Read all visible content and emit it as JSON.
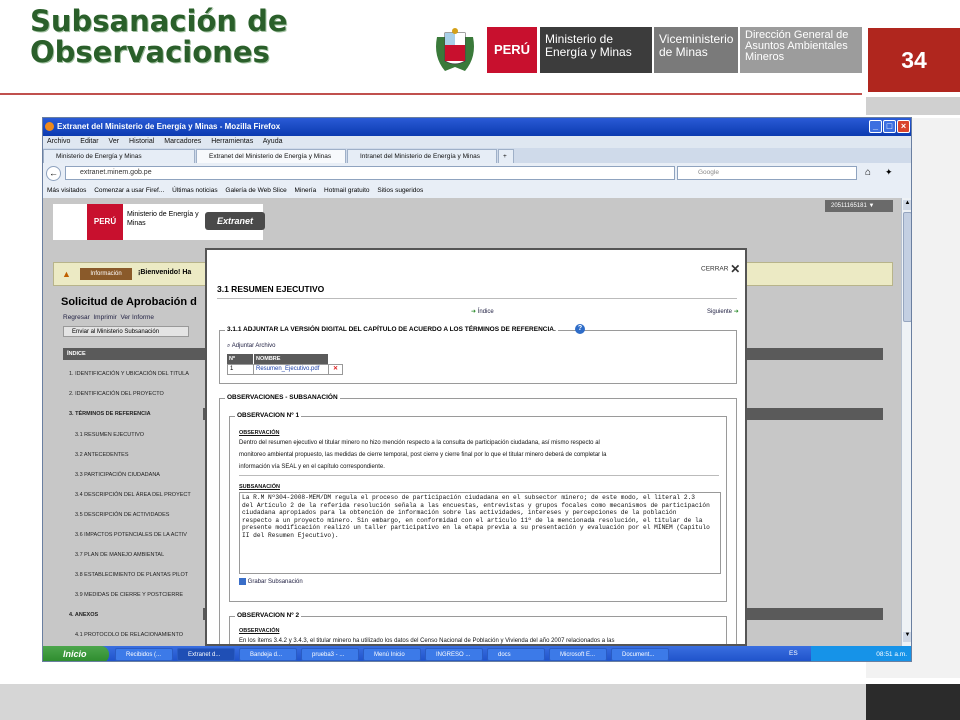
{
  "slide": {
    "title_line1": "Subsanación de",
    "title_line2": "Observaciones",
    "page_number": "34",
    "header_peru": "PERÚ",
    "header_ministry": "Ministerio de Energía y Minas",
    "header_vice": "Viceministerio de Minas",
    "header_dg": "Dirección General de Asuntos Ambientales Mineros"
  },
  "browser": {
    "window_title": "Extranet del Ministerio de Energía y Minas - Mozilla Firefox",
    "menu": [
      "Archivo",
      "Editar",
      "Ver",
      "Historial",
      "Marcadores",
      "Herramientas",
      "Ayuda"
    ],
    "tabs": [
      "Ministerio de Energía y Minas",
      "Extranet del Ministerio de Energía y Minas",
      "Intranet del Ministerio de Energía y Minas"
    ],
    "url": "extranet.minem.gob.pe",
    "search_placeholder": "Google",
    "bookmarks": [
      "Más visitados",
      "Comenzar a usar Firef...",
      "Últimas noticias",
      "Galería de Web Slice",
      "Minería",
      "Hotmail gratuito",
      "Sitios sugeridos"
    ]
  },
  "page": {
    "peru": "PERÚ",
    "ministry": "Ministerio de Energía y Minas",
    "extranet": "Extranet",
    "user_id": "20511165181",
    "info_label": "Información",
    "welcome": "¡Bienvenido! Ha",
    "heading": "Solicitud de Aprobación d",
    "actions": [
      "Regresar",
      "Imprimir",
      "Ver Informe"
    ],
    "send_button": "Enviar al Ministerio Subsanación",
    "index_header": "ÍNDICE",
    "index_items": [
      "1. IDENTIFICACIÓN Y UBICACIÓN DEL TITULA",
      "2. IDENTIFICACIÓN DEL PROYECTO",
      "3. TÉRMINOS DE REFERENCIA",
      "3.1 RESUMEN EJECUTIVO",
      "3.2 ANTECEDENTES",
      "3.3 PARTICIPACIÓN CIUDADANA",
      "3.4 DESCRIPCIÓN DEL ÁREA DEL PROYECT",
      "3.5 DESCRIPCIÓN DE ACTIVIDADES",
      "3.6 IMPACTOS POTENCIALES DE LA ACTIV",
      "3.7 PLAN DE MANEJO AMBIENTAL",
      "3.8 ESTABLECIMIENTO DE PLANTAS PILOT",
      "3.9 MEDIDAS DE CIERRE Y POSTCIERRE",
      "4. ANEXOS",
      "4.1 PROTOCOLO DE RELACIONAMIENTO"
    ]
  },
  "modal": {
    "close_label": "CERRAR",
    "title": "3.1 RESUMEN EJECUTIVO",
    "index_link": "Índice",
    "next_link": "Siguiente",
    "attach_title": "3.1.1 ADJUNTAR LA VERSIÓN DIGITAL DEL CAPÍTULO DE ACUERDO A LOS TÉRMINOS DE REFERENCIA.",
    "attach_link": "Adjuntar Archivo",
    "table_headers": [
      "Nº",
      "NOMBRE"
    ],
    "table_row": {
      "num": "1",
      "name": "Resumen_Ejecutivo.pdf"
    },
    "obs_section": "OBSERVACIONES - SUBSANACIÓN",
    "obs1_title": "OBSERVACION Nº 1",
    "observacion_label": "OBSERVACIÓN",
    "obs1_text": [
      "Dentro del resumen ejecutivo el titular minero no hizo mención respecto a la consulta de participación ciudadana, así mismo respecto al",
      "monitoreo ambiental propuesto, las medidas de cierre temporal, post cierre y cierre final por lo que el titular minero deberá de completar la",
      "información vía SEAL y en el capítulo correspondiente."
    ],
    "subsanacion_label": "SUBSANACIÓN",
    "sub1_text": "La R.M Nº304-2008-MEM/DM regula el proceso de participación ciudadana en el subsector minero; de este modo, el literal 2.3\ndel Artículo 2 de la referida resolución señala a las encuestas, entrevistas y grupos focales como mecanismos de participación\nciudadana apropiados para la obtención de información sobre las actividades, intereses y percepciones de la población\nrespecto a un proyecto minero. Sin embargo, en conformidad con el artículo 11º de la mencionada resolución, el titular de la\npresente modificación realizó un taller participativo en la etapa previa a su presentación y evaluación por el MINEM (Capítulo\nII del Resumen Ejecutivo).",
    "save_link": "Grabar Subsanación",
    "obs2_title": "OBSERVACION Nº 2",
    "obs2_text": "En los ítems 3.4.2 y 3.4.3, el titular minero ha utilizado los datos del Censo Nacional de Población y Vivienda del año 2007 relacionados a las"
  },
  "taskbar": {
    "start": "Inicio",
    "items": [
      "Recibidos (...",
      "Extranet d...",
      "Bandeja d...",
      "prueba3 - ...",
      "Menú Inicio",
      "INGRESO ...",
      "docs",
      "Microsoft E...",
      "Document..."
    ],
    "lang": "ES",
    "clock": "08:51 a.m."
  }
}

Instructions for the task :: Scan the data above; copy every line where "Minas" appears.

Exercise solution ::
    "header_ministry": "Ministerio de Energía y Minas",
    "header_vice": "Viceministerio de Minas",
    "window_title": "Extranet del Ministerio de Energía y Minas - Mozilla Firefox",
      "Ministerio de Energía y Minas",
      "Extranet del Ministerio de Energía y Minas",
      "Intranet del Ministerio de Energía y Minas"
    "ministry": "Ministerio de Energía y Minas",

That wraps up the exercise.